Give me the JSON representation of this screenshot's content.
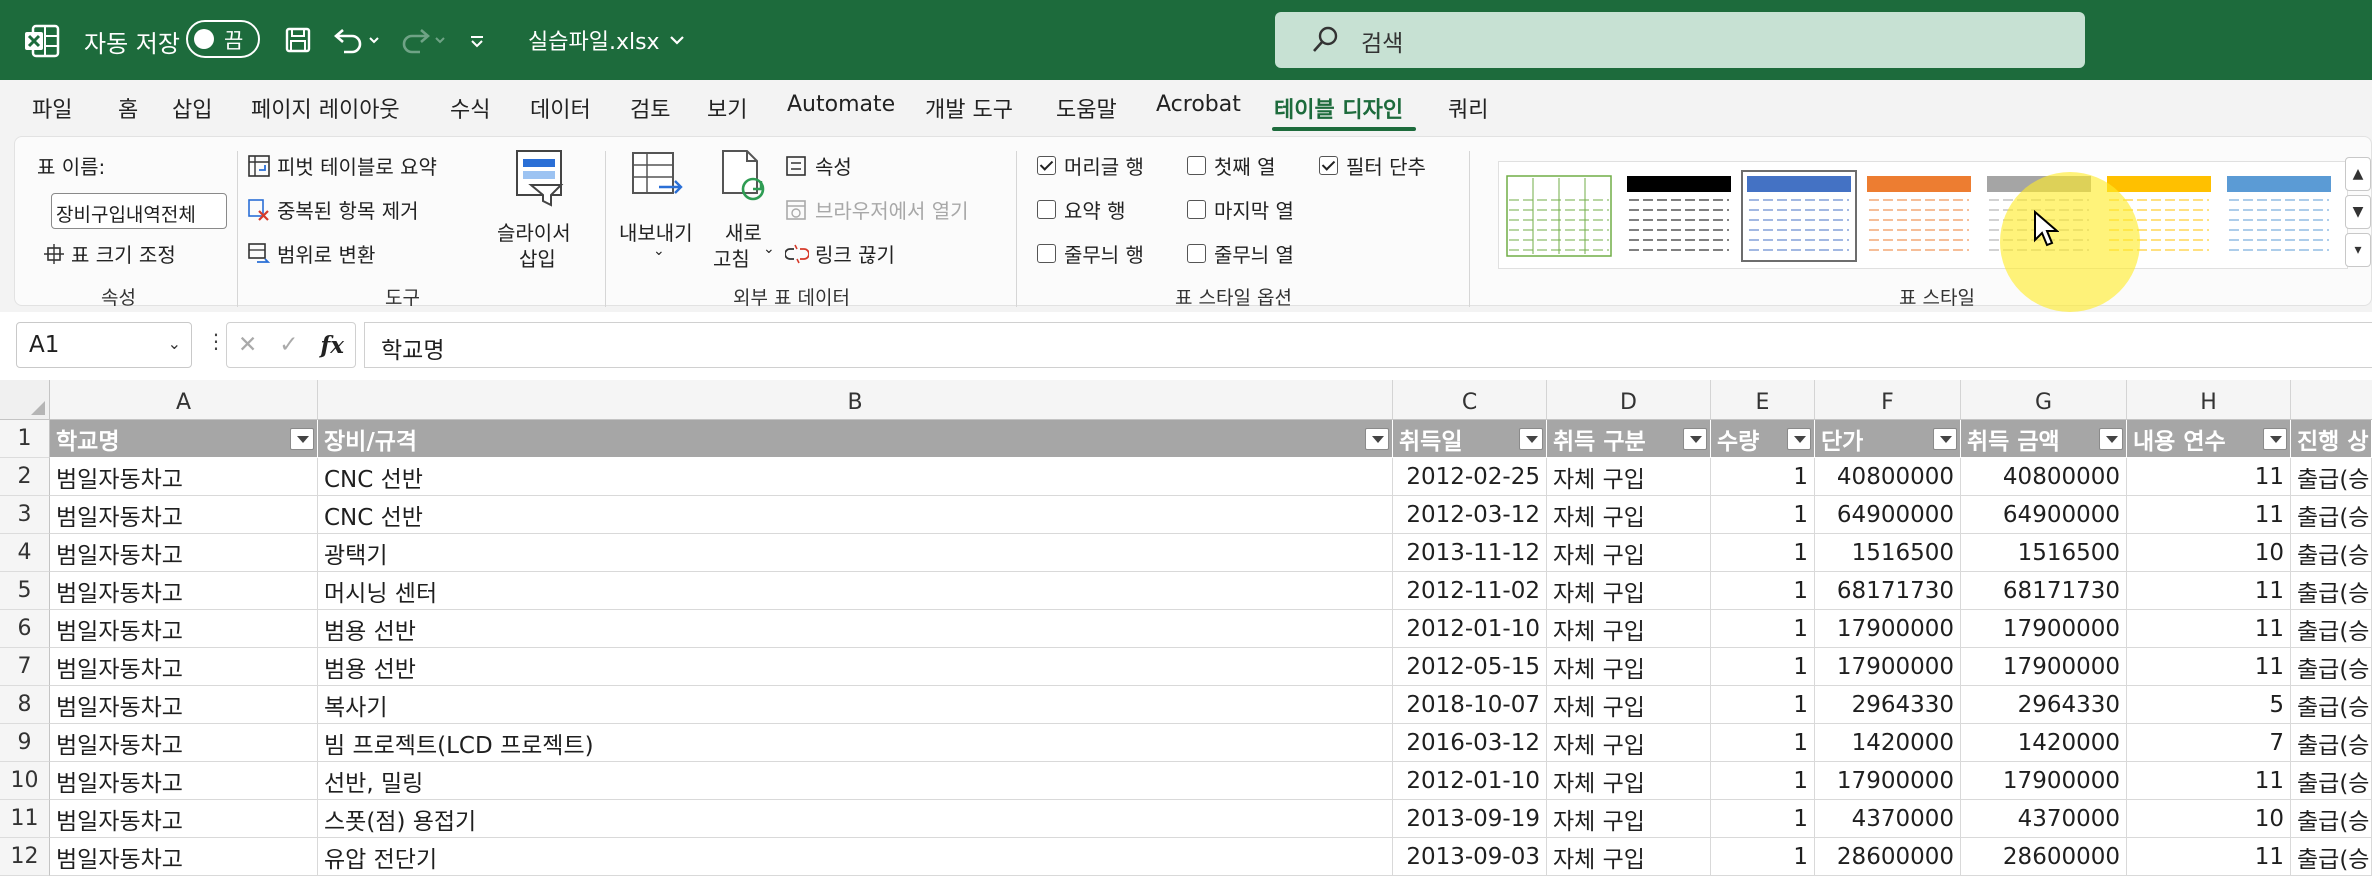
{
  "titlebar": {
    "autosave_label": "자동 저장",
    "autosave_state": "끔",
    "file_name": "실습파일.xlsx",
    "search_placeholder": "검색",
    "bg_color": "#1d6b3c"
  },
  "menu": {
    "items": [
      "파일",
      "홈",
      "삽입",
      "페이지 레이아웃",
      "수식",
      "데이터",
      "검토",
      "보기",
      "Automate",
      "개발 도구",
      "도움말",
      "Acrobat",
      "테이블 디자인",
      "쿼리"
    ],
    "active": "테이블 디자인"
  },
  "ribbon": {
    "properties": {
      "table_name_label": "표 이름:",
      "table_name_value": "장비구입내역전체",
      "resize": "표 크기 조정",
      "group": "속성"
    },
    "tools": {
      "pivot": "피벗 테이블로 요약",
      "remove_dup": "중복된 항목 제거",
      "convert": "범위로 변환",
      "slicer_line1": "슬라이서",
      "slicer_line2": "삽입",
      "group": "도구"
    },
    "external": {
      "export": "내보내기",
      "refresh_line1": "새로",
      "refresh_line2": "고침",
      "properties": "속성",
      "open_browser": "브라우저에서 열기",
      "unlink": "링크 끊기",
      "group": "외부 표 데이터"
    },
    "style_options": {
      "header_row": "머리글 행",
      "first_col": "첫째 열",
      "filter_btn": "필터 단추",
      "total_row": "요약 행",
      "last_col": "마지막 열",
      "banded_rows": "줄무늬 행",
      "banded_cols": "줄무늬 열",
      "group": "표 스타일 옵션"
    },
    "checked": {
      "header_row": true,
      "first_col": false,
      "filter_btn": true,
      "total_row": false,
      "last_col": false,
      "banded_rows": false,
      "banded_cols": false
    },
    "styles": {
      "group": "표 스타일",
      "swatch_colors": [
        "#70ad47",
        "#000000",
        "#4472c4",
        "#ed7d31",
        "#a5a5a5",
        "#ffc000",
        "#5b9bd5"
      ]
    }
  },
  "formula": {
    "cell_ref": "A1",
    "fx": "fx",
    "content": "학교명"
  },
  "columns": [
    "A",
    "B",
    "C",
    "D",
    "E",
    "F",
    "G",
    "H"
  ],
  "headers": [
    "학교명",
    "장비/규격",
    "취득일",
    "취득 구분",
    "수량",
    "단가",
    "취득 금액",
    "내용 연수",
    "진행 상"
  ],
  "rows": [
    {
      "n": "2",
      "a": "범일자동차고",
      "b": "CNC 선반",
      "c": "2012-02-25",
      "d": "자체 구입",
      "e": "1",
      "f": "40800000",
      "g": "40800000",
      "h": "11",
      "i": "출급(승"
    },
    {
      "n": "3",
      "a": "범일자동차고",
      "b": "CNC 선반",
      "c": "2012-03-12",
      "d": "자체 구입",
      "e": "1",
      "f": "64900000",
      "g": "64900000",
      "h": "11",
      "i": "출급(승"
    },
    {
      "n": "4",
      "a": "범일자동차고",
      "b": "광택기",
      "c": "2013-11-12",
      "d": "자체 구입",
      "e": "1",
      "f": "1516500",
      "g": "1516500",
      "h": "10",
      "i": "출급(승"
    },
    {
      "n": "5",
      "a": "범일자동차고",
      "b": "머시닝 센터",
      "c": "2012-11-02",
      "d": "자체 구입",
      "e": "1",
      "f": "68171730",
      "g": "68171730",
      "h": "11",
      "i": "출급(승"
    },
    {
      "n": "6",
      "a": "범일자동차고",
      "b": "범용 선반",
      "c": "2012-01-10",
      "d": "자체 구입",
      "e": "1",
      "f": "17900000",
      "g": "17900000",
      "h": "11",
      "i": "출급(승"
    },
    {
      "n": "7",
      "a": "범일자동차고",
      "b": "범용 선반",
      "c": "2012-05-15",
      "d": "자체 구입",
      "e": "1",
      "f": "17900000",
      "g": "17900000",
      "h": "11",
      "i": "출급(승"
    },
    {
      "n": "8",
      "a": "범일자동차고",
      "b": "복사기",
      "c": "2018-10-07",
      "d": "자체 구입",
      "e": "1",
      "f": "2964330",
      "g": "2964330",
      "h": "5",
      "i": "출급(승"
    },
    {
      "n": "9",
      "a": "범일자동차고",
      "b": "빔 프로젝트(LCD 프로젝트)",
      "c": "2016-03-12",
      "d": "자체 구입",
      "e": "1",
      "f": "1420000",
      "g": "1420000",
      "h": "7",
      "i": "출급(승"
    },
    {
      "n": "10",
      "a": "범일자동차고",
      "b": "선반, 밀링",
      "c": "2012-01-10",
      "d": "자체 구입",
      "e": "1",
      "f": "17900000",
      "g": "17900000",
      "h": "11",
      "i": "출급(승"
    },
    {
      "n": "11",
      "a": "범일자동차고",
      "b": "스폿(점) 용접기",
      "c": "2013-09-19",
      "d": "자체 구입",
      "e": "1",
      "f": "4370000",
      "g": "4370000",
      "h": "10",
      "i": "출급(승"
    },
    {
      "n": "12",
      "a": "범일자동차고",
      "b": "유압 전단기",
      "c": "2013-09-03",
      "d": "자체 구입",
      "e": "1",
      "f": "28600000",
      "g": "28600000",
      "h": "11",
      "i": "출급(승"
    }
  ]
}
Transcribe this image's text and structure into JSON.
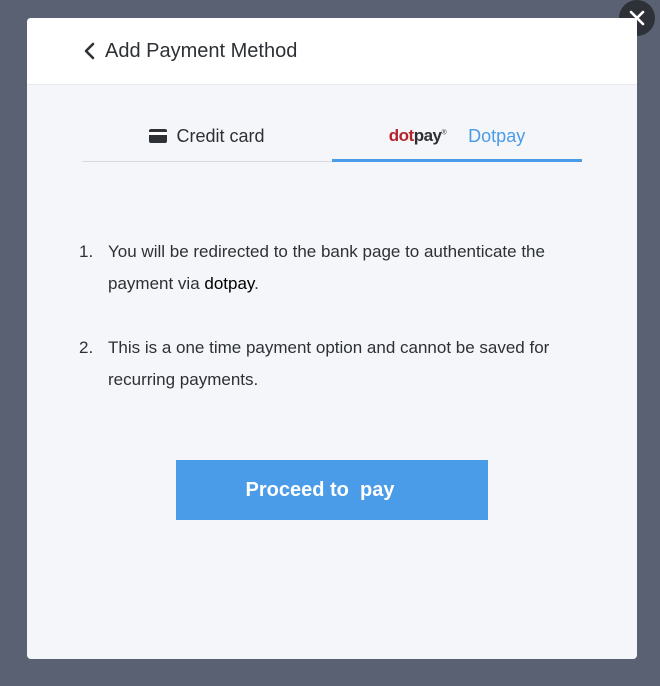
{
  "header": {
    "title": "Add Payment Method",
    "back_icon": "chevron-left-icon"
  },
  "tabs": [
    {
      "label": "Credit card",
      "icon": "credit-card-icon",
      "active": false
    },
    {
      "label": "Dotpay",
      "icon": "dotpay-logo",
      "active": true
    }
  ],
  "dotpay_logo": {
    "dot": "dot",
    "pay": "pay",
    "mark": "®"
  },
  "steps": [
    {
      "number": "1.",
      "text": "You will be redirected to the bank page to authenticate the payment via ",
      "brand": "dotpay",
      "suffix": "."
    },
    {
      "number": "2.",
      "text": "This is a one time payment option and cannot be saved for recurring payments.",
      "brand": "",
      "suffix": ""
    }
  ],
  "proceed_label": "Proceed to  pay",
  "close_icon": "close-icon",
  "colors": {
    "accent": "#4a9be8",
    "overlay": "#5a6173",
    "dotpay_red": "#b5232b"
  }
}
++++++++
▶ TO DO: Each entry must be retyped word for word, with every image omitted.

▶ WRITTEN RESPONSE:
Give me the JSON representation of this screenshot's content.
{
  "titlebar": {
    "autosave_label": "자동 저장",
    "autosave_state": "끔",
    "file_name": "실습파일.xlsx",
    "search_placeholder": "검색",
    "bg_color": "#1d6b3c"
  },
  "menu": {
    "items": [
      "파일",
      "홈",
      "삽입",
      "페이지 레이아웃",
      "수식",
      "데이터",
      "검토",
      "보기",
      "Automate",
      "개발 도구",
      "도움말",
      "Acrobat",
      "테이블 디자인",
      "쿼리"
    ],
    "active": "테이블 디자인"
  },
  "ribbon": {
    "properties": {
      "table_name_label": "표 이름:",
      "table_name_value": "장비구입내역전체",
      "resize": "표 크기 조정",
      "group": "속성"
    },
    "tools": {
      "pivot": "피벗 테이블로 요약",
      "remove_dup": "중복된 항목 제거",
      "convert": "범위로 변환",
      "slicer_line1": "슬라이서",
      "slicer_line2": "삽입",
      "group": "도구"
    },
    "external": {
      "export": "내보내기",
      "refresh_line1": "새로",
      "refresh_line2": "고침",
      "properties": "속성",
      "open_browser": "브라우저에서 열기",
      "unlink": "링크 끊기",
      "group": "외부 표 데이터"
    },
    "style_options": {
      "header_row": "머리글 행",
      "first_col": "첫째 열",
      "filter_btn": "필터 단추",
      "total_row": "요약 행",
      "last_col": "마지막 열",
      "banded_rows": "줄무늬 행",
      "banded_cols": "줄무늬 열",
      "group": "표 스타일 옵션"
    },
    "checked": {
      "header_row": true,
      "first_col": false,
      "filter_btn": true,
      "total_row": false,
      "last_col": false,
      "banded_rows": false,
      "banded_cols": false
    },
    "styles": {
      "group": "표 스타일",
      "swatch_colors": [
        "#70ad47",
        "#000000",
        "#4472c4",
        "#ed7d31",
        "#a5a5a5",
        "#ffc000",
        "#5b9bd5"
      ]
    }
  },
  "formula": {
    "cell_ref": "A1",
    "fx": "fx",
    "content": "학교명"
  },
  "columns": [
    "A",
    "B",
    "C",
    "D",
    "E",
    "F",
    "G",
    "H"
  ],
  "headers": [
    "학교명",
    "장비/규격",
    "취득일",
    "취득 구분",
    "수량",
    "단가",
    "취득 금액",
    "내용 연수",
    "진행 상"
  ],
  "rows": [
    {
      "n": "2",
      "a": "범일자동차고",
      "b": "CNC 선반",
      "c": "2012-02-25",
      "d": "자체 구입",
      "e": "1",
      "f": "40800000",
      "g": "40800000",
      "h": "11",
      "i": "출급(승"
    },
    {
      "n": "3",
      "a": "범일자동차고",
      "b": "CNC 선반",
      "c": "2012-03-12",
      "d": "자체 구입",
      "e": "1",
      "f": "64900000",
      "g": "64900000",
      "h": "11",
      "i": "출급(승"
    },
    {
      "n": "4",
      "a": "범일자동차고",
      "b": "광택기",
      "c": "2013-11-12",
      "d": "자체 구입",
      "e": "1",
      "f": "1516500",
      "g": "1516500",
      "h": "10",
      "i": "출급(승"
    },
    {
      "n": "5",
      "a": "범일자동차고",
      "b": "머시닝 센터",
      "c": "2012-11-02",
      "d": "자체 구입",
      "e": "1",
      "f": "68171730",
      "g": "68171730",
      "h": "11",
      "i": "출급(승"
    },
    {
      "n": "6",
      "a": "범일자동차고",
      "b": "범용 선반",
      "c": "2012-01-10",
      "d": "자체 구입",
      "e": "1",
      "f": "17900000",
      "g": "17900000",
      "h": "11",
      "i": "출급(승"
    },
    {
      "n": "7",
      "a": "범일자동차고",
      "b": "범용 선반",
      "c": "2012-05-15",
      "d": "자체 구입",
      "e": "1",
      "f": "17900000",
      "g": "17900000",
      "h": "11",
      "i": "출급(승"
    },
    {
      "n": "8",
      "a": "범일자동차고",
      "b": "복사기",
      "c": "2018-10-07",
      "d": "자체 구입",
      "e": "1",
      "f": "2964330",
      "g": "2964330",
      "h": "5",
      "i": "출급(승"
    },
    {
      "n": "9",
      "a": "범일자동차고",
      "b": "빔 프로젝트(LCD 프로젝트)",
      "c": "2016-03-12",
      "d": "자체 구입",
      "e": "1",
      "f": "1420000",
      "g": "1420000",
      "h": "7",
      "i": "출급(승"
    },
    {
      "n": "10",
      "a": "범일자동차고",
      "b": "선반, 밀링",
      "c": "2012-01-10",
      "d": "자체 구입",
      "e": "1",
      "f": "17900000",
      "g": "17900000",
      "h": "11",
      "i": "출급(승"
    },
    {
      "n": "11",
      "a": "범일자동차고",
      "b": "스폿(점) 용접기",
      "c": "2013-09-19",
      "d": "자체 구입",
      "e": "1",
      "f": "4370000",
      "g": "4370000",
      "h": "10",
      "i": "출급(승"
    },
    {
      "n": "12",
      "a": "범일자동차고",
      "b": "유압 전단기",
      "c": "2013-09-03",
      "d": "자체 구입",
      "e": "1",
      "f": "28600000",
      "g": "28600000",
      "h": "11",
      "i": "출급(승"
    }
  ]
}
Transcribe this image's text and structure into JSON.
{
  "header": {
    "title": "Add Payment Method",
    "back_icon": "chevron-left-icon"
  },
  "tabs": [
    {
      "label": "Credit card",
      "icon": "credit-card-icon",
      "active": false
    },
    {
      "label": "Dotpay",
      "icon": "dotpay-logo",
      "active": true
    }
  ],
  "dotpay_logo": {
    "dot": "dot",
    "pay": "pay",
    "mark": "®"
  },
  "steps": [
    {
      "number": "1.",
      "text": "You will be redirected to the bank page to authenticate the payment via ",
      "brand": "dotpay",
      "suffix": "."
    },
    {
      "number": "2.",
      "text": "This is a one time payment option and cannot be saved for recurring payments.",
      "brand": "",
      "suffix": ""
    }
  ],
  "proceed_label": "Proceed to  pay",
  "close_icon": "close-icon",
  "colors": {
    "accent": "#4a9be8",
    "overlay": "#5a6173",
    "dotpay_red": "#b5232b"
  }
}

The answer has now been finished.